===== Supplied records =====
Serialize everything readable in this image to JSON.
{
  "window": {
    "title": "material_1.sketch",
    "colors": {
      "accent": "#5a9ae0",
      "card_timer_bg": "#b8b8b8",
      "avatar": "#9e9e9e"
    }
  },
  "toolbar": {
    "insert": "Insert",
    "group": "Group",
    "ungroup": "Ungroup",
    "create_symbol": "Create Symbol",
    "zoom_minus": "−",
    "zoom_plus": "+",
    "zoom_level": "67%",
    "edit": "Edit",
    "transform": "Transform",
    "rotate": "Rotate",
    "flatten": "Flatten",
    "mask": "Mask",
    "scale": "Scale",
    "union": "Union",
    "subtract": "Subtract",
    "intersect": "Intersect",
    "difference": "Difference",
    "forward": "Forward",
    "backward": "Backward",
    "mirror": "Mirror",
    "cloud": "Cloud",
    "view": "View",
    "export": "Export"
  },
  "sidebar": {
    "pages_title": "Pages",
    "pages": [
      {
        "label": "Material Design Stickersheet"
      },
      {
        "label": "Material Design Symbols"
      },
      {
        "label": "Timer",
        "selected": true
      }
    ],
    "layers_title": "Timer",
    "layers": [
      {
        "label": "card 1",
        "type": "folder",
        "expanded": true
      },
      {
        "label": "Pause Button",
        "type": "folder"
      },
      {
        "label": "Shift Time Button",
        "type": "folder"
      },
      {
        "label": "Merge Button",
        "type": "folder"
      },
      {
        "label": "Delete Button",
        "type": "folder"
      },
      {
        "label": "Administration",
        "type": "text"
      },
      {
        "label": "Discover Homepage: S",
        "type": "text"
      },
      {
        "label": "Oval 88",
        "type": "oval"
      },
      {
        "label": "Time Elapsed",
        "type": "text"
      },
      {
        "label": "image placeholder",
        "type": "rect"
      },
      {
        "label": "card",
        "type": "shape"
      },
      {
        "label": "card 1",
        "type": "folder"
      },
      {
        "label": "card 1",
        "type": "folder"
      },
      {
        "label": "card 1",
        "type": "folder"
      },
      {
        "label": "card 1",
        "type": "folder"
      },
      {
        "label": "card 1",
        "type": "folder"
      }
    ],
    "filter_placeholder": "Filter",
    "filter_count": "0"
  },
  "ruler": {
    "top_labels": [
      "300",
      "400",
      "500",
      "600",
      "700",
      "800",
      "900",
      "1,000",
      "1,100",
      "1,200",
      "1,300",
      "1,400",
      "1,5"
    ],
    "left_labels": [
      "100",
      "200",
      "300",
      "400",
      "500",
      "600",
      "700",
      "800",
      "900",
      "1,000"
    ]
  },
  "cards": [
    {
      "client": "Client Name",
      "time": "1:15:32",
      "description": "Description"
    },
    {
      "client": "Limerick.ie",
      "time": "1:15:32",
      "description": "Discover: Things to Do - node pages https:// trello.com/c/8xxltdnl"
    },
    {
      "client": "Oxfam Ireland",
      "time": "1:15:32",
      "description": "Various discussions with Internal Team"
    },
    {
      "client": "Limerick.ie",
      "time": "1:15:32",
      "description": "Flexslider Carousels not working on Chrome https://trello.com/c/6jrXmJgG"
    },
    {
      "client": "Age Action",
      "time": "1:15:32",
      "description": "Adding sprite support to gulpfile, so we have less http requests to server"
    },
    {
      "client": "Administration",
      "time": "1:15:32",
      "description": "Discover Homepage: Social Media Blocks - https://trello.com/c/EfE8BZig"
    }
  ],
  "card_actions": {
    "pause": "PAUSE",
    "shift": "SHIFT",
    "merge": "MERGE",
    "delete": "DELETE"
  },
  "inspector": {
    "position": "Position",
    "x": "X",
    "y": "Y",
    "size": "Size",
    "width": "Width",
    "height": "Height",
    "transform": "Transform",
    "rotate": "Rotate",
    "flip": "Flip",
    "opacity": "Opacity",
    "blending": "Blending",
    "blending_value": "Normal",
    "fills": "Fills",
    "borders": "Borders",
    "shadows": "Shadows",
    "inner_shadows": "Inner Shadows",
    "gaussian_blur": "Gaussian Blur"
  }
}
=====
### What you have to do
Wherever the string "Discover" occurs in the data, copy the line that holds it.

### Result of this task
        "label": "Discover Homepage: S",
      "description": "Discover: Things to Do - node pages https:// trello.com/c/8xxltdnl"
      "description": "Discover Homepage: Social Media Blocks - https://trello.com/c/EfE8BZig"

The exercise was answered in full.